WORK INSTRUCTION: The records below should be printed once more, exactly as they appear.

EXTRACTED RECORDS below:

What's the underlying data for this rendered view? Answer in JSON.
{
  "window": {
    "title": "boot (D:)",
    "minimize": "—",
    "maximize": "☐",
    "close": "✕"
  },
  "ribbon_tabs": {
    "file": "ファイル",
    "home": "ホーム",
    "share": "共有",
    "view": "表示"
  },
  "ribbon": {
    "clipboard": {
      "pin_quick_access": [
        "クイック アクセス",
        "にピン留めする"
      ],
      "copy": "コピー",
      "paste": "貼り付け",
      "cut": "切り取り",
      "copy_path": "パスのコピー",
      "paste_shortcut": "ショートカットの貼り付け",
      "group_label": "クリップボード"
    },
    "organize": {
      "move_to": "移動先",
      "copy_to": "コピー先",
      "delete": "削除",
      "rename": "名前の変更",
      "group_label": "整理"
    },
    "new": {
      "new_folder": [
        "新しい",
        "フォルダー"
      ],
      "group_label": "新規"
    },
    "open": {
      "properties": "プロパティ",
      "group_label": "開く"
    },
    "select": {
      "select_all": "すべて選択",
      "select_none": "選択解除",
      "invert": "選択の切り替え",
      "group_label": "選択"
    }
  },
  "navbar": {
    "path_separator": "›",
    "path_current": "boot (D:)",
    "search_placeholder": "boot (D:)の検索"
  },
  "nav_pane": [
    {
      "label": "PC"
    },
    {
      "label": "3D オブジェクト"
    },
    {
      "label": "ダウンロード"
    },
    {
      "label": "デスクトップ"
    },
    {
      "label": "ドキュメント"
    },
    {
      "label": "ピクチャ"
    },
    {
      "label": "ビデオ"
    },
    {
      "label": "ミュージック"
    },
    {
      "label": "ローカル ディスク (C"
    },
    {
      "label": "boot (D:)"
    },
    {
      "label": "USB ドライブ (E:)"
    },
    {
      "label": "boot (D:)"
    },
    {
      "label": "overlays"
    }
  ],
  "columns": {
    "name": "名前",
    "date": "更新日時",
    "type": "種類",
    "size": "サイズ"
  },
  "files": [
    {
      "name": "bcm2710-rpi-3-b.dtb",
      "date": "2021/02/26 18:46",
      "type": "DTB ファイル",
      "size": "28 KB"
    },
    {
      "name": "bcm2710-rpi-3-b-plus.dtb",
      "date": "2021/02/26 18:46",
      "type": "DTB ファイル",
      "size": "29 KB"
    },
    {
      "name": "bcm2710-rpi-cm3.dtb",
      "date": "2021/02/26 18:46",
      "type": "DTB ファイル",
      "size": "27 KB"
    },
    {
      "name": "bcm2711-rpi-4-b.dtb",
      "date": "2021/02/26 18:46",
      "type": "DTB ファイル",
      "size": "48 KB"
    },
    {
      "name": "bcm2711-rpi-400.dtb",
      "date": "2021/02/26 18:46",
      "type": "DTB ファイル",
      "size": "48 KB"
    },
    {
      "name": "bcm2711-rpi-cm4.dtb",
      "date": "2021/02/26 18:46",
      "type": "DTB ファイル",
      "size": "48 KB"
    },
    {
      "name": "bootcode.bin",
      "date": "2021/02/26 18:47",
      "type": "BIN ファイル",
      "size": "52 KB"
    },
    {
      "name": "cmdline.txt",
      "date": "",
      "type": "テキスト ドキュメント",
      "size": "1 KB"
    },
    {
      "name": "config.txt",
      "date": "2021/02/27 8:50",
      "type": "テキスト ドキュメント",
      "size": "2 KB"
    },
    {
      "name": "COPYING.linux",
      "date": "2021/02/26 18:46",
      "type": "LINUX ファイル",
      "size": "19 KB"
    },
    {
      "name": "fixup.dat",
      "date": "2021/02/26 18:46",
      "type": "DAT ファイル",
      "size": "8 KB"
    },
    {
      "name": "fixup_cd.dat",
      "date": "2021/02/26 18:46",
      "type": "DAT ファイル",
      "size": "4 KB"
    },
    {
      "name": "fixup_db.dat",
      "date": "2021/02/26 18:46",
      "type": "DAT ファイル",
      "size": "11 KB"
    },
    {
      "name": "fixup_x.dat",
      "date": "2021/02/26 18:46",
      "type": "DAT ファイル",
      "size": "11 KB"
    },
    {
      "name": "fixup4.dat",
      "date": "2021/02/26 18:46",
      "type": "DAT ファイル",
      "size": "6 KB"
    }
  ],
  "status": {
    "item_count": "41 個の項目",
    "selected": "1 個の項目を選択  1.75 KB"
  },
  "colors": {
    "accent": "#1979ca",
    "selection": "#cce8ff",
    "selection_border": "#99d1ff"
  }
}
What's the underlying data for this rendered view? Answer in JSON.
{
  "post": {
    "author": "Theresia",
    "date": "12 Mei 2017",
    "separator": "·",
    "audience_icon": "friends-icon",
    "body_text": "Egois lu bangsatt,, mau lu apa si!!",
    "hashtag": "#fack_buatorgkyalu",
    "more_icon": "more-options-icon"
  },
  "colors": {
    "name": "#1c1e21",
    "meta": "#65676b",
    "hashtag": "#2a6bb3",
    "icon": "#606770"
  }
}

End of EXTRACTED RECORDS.

RESULT OF THIS EXERCISE:
What's the underlying data for this rendered view? Answer in JSON.
{
  "window": {
    "title": "boot (D:)",
    "minimize": "—",
    "maximize": "☐",
    "close": "✕"
  },
  "ribbon_tabs": {
    "file": "ファイル",
    "home": "ホーム",
    "share": "共有",
    "view": "表示"
  },
  "ribbon": {
    "clipboard": {
      "pin_quick_access": [
        "クイック アクセス",
        "にピン留めする"
      ],
      "copy": "コピー",
      "paste": "貼り付け",
      "cut": "切り取り",
      "copy_path": "パスのコピー",
      "paste_shortcut": "ショートカットの貼り付け",
      "group_label": "クリップボード"
    },
    "organize": {
      "move_to": "移動先",
      "copy_to": "コピー先",
      "delete": "削除",
      "rename": "名前の変更",
      "group_label": "整理"
    },
    "new": {
      "new_folder": [
        "新しい",
        "フォルダー"
      ],
      "group_label": "新規"
    },
    "open": {
      "properties": "プロパティ",
      "group_label": "開く"
    },
    "select": {
      "select_all": "すべて選択",
      "select_none": "選択解除",
      "invert": "選択の切り替え",
      "group_label": "選択"
    }
  },
  "navbar": {
    "path_separator": "›",
    "path_current": "boot (D:)",
    "search_placeholder": "boot (D:)の検索"
  },
  "nav_pane": [
    {
      "label": "PC"
    },
    {
      "label": "3D オブジェクト"
    },
    {
      "label": "ダウンロード"
    },
    {
      "label": "デスクトップ"
    },
    {
      "label": "ドキュメント"
    },
    {
      "label": "ピクチャ"
    },
    {
      "label": "ビデオ"
    },
    {
      "label": "ミュージック"
    },
    {
      "label": "ローカル ディスク (C"
    },
    {
      "label": "boot (D:)"
    },
    {
      "label": "USB ドライブ (E:)"
    },
    {
      "label": "boot (D:)"
    },
    {
      "label": "overlays"
    }
  ],
  "columns": {
    "name": "名前",
    "date": "更新日時",
    "type": "種類",
    "size": "サイズ"
  },
  "files": [
    {
      "name": "bcm2710-rpi-3-b.dtb",
      "date": "2021/02/26 18:46",
      "type": "DTB ファイル",
      "size": "28 KB"
    },
    {
      "name": "bcm2710-rpi-3-b-plus.dtb",
      "date": "2021/02/26 18:46",
      "type": "DTB ファイル",
      "size": "29 KB"
    },
    {
      "name": "bcm2710-rpi-cm3.dtb",
      "date": "2021/02/26 18:46",
      "type": "DTB ファイル",
      "size": "27 KB"
    },
    {
      "name": "bcm2711-rpi-4-b.dtb",
      "date": "2021/02/26 18:46",
      "type": "DTB ファイル",
      "size": "48 KB"
    },
    {
      "name": "bcm2711-rpi-400.dtb",
      "date": "2021/02/26 18:46",
      "type": "DTB ファイル",
      "size": "48 KB"
    },
    {
      "name": "bcm2711-rpi-cm4.dtb",
      "date": "2021/02/26 18:46",
      "type": "DTB ファイル",
      "size": "48 KB"
    },
    {
      "name": "bootcode.bin",
      "date": "2021/02/26 18:47",
      "type": "BIN ファイル",
      "size": "52 KB"
    },
    {
      "name": "cmdline.txt",
      "date": "",
      "type": "テキスト ドキュメント",
      "size": "1 KB"
    },
    {
      "name": "config.txt",
      "date": "2021/02/27 8:50",
      "type": "テキスト ドキュメント",
      "size": "2 KB"
    },
    {
      "name": "COPYING.linux",
      "date": "2021/02/26 18:46",
      "type": "LINUX ファイル",
      "size": "19 KB"
    },
    {
      "name": "fixup.dat",
      "date": "2021/02/26 18:46",
      "type": "DAT ファイル",
      "size": "8 KB"
    },
    {
      "name": "fixup_cd.dat",
      "date": "2021/02/26 18:46",
      "type": "DAT ファイル",
      "size": "4 KB"
    },
    {
      "name": "fixup_db.dat",
      "date": "2021/02/26 18:46",
      "type": "DAT ファイル",
      "size": "11 KB"
    },
    {
      "name": "fixup_x.dat",
      "date": "2021/02/26 18:46",
      "type": "DAT ファイル",
      "size": "11 KB"
    },
    {
      "name": "fixup4.dat",
      "date": "2021/02/26 18:46",
      "type": "DAT ファイル",
      "size": "6 KB"
    }
  ],
  "status": {
    "item_count": "41 個の項目",
    "selected": "1 個の項目を選択  1.75 KB"
  },
  "colors": {
    "accent": "#1979ca",
    "selection": "#cce8ff",
    "selection_border": "#99d1ff"
  }
}
What's the underlying data for this rendered view? Answer in JSON.
{
  "post": {
    "author": "Theresia",
    "date": "12 Mei 2017",
    "separator": "·",
    "audience_icon": "friends-icon",
    "body_text": "Egois lu bangsatt,, mau lu apa si!!",
    "hashtag": "#fack_buatorgkyalu",
    "more_icon": "more-options-icon"
  },
  "colors": {
    "name": "#1c1e21",
    "meta": "#65676b",
    "hashtag": "#2a6bb3",
    "icon": "#606770"
  }
}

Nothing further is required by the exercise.